How does one become a music attorney?
I started out as a business litigation attorney. After a number of years, I transitioned into music law, drafting and negotiating contracts. Everyone’s path is different, but I can make some suggestions.
In college, you don’t need any particular major to pursue such a career. Just get excellent grades and LSAT scores and get admitted to a good law school. However, I know a number of excellent music attorneys who did not go to top schools (like Harvard or Stanford) by any means.
Of course, you should start networking as soon as you decide to pursue this career path. You can attend music industry events, read relevant magazines and try to meet people in the business. A mentor would be ideal.
In your first year of law school, you will be taking required courses. In your second and third years, your law school may offer some entertainment law classes, which would be good to take. I think the law schools in places like Los Angeles and New York are probably more likely to have such classes. Going to law school in a big city probably would not hurt, as you are more likely to land an internship with a music related company.
Once you graduate law school, you could apply to law firms that specialize in music or that have a music department. But I can assure you that there are tons of people who would like to start out at such a firm and it is not always possible. There are a very limited amount of entry level jobs.
One thing I should mention. If you were number one in your class at Yale law school, that doesn’t hurt, especially if you want to join a big law firm. But if someone from a less prestigious law school has a great personality and is the kind of person people want to work with, they might get chosen for the job over you.
You could also apply to music related companies such as record labels and music publishers. But often they want to hire people with at least 1-3 years of law firm experience. Also, there are companies that are not strictly music companies that may have music related jobs. For instance, the film studios have music departments.

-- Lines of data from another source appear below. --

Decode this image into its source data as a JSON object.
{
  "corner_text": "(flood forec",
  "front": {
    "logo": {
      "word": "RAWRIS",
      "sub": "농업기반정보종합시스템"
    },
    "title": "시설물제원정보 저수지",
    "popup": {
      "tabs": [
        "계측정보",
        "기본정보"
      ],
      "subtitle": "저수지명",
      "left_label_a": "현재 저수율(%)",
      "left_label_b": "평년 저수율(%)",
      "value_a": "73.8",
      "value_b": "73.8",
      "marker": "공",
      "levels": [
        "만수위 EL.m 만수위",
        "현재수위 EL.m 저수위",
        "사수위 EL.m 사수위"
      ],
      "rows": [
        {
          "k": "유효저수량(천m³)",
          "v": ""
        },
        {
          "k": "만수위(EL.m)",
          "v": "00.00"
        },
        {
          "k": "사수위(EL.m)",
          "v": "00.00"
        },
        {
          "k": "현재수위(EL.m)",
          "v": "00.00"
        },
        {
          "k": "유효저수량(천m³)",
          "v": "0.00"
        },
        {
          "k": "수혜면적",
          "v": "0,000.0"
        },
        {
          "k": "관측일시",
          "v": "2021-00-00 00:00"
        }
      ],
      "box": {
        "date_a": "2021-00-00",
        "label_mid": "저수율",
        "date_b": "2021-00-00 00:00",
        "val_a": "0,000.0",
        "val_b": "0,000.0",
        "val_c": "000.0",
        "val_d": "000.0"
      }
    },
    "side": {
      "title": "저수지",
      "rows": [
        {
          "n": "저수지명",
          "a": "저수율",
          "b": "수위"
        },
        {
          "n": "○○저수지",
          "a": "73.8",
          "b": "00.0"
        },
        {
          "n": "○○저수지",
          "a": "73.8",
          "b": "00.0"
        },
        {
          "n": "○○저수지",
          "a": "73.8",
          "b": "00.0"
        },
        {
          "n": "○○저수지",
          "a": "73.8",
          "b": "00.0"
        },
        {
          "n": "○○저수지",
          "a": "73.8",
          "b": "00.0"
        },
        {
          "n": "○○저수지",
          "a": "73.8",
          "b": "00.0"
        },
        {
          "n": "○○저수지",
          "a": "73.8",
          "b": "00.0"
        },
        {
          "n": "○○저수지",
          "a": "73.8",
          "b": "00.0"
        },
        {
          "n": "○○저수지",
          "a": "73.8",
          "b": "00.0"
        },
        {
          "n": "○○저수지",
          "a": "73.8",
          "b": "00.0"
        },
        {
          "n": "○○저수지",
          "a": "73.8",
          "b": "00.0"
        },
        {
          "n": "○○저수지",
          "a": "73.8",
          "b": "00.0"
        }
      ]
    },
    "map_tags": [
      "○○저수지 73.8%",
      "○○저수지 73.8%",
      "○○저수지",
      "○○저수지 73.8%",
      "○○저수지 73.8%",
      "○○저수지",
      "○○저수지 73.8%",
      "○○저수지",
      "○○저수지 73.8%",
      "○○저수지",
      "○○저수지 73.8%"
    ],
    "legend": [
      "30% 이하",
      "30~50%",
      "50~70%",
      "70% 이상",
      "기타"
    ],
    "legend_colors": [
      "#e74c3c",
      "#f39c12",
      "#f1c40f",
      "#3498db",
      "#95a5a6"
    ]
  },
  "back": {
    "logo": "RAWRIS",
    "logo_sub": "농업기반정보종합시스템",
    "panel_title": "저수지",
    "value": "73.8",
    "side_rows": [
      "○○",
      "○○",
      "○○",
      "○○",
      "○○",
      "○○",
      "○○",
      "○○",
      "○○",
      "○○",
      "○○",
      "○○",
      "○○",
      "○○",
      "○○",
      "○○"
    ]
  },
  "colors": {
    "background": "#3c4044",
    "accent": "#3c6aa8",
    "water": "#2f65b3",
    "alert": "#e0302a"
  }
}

Once you get your license to practice law, you may very well not be able to land a job as a music lawyer. But if that is your dream, keep trying and hopefully one day your persistence will pay off and you can transition into music law. I never worked for a music law firm or company. I was referred by a film lawyer to a music management and production company to handle some litigation. They were happy with my representation and decided to start letting me negotiate their contracts. They became my first music client.